The role of post-remission therapy is also controversial and has not definitively been shown to be beneficial among older AML patients.  Most studies of hematopoietic stem cell transplant (HSCT) do not include older patients but more recently, SCT after reduced intensity conditioning (RIC) and micro-transplantation using haploidentical donor lymphocytes have been evaluated among older AML patients.  In those patients who cannot undergo SCT, other forms of maintenance therapy including oral hypomethylating agents etc. are being evaluated.  The role of best supportive care (BSC) including use of growth factors, hydroxyurea, antibiotics, antifungals, transfusions, etc among older AML patients must be better defined and understood.  Finally, consideration of patient-centric outcomes such as maintenance of independence and quality of life require attention in clinical trials and observational studies with an emphasis on patient-reported outcomes and aging-specific outcomes such as physical function and cognition.

In summary, there are more questions than answers in treatment decision-making for older adults with AML. It is timely to carefully consider available evidence to address questions such as:  1) selection of first line therapy considering tumor biology and fitness characterization; 2) the role of post- remission therapy inclusive of transplantation; 3) consideration of patient-centric outcomes such as functional independence and QOL in the context of decision-making; 4) strategies to enhance treatment tolerance among older adults receiving available therapies; 5) novel therapeutics and trial design which have greatest potential to improve outcomes for older adults.

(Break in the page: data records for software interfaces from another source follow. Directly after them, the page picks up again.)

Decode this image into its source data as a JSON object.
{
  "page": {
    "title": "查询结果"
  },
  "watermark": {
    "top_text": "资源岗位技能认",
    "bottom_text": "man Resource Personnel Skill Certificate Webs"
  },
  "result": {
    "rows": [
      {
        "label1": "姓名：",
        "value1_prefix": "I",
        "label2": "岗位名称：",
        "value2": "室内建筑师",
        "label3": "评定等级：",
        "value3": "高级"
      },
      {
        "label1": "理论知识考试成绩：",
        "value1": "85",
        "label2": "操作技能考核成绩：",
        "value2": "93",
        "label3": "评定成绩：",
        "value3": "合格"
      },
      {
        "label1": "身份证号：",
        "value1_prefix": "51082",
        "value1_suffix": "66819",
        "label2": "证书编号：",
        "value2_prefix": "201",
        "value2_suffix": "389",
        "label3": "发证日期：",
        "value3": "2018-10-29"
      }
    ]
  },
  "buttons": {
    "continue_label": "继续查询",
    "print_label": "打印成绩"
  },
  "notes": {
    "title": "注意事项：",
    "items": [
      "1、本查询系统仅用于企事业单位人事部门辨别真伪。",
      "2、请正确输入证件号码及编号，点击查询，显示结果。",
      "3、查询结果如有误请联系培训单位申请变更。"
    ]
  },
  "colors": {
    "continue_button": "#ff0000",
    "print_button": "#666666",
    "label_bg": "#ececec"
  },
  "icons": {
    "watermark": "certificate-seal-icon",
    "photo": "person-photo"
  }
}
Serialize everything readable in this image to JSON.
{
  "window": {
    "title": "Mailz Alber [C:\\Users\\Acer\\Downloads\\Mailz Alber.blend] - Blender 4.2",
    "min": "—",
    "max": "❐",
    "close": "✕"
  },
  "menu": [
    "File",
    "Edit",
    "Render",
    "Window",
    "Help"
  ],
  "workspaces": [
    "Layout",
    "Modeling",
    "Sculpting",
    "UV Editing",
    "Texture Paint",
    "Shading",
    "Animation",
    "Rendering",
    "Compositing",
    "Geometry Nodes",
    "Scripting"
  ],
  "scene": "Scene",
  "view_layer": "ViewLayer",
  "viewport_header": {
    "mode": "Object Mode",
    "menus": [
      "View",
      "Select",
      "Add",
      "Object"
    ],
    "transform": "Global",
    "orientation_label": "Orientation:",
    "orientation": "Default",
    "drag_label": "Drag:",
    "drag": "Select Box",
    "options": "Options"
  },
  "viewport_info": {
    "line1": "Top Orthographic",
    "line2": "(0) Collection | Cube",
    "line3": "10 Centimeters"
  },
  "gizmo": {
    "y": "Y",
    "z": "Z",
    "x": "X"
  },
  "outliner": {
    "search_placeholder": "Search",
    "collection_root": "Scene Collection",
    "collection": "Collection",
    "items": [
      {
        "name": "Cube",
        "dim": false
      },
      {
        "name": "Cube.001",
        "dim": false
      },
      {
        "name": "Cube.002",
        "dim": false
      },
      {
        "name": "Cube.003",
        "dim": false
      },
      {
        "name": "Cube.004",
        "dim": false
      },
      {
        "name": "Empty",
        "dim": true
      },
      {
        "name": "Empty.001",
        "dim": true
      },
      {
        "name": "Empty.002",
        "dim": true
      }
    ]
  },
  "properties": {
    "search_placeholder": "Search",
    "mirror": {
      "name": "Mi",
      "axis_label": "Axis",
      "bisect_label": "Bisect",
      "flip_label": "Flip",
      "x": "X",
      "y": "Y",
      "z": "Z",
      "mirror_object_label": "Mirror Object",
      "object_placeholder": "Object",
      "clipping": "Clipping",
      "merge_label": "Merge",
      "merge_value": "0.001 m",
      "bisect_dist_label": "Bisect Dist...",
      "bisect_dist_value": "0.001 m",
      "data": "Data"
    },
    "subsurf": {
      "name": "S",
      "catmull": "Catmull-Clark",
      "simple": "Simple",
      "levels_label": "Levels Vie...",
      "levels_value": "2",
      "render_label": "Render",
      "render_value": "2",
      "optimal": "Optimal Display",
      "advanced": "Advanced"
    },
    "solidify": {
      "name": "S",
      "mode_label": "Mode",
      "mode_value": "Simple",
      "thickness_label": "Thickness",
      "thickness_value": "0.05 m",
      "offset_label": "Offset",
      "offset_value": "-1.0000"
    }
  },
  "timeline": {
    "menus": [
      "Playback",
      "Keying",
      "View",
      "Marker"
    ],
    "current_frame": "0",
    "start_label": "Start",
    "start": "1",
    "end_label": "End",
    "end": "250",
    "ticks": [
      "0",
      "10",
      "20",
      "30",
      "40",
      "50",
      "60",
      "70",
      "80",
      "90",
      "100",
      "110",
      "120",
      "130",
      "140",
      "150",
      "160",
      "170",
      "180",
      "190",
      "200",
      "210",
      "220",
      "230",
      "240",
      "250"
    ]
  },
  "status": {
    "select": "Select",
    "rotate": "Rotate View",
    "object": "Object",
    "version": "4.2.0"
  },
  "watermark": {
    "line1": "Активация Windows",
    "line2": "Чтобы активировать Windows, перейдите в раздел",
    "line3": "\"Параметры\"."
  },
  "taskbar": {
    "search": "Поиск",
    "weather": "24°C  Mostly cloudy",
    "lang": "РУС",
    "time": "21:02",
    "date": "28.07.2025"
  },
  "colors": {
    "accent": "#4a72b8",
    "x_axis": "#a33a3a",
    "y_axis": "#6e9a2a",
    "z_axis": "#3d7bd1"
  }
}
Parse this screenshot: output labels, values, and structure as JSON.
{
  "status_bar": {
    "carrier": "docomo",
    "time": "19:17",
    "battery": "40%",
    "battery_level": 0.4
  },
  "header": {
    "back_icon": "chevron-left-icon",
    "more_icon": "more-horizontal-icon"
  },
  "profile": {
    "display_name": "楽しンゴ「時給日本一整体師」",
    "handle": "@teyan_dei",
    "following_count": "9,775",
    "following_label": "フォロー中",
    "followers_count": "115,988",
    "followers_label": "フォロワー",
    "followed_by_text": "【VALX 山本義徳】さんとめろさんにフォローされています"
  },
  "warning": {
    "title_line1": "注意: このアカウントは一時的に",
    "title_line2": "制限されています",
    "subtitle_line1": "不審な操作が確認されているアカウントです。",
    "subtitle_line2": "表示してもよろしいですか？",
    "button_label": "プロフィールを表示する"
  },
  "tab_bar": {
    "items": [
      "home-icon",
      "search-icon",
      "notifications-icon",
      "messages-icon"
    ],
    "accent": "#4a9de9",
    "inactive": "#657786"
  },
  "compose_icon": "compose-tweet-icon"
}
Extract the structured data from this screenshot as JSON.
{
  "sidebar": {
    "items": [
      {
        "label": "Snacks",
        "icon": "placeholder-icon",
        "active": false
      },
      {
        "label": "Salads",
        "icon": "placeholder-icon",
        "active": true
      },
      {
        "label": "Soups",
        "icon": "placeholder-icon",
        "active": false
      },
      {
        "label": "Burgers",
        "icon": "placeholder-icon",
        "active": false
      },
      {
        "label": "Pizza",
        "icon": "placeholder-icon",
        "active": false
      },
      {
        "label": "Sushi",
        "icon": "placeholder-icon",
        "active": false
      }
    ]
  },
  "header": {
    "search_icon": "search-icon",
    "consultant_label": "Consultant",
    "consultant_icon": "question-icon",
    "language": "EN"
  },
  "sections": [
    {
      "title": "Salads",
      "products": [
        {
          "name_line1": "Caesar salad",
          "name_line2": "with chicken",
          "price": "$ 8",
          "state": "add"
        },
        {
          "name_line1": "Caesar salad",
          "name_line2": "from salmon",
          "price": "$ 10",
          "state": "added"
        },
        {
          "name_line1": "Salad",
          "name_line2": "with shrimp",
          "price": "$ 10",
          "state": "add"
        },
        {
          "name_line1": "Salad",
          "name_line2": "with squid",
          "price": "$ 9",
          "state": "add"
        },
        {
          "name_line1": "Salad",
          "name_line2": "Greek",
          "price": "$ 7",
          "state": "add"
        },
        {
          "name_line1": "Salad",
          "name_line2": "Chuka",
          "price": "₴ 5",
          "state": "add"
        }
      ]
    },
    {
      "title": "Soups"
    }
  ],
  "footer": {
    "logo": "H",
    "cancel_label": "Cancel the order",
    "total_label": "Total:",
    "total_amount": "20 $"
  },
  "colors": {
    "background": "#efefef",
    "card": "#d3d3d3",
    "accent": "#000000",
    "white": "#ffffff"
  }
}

The Elderly AML task force will review the available evidence:
  1.   Role of cytogenetics and molecular mutations in prognosis and treatment-decision making
  2.   Role of Comprehensive Geriatric Assessment and functional assessment
  3.   Induction therapy choices – intensive and non-intensive
  4.   Newer therapeutic agents including monoclonal antibodies and targeted agents e.g. FLT3 inhibitors, PLK1 inhibitors, proteasome inhibitors etc.
  5.   Role of post-remission chemotherapy
  6.   Role of hematopoietic stem cell transplant (HSCT)
  7.   Better define choices for best-supportive care

Task Force Members 

Martine Extermann (USA)
Reinhard Stauder (Austria)

Writing Committee
Art Artz (USA)
Valeria Santini (Italy)
Utz Krug (Germany)
Alice Mims (USA)
)Heidi Klepin (USA)
Maite Rebollo Antonio (Spain)
Nina Rosa Neuendorff (Germany)
Melissa Loh (USA)
Norbert Vey (France)

This project is supported by an unrestricted grant from Helsinn.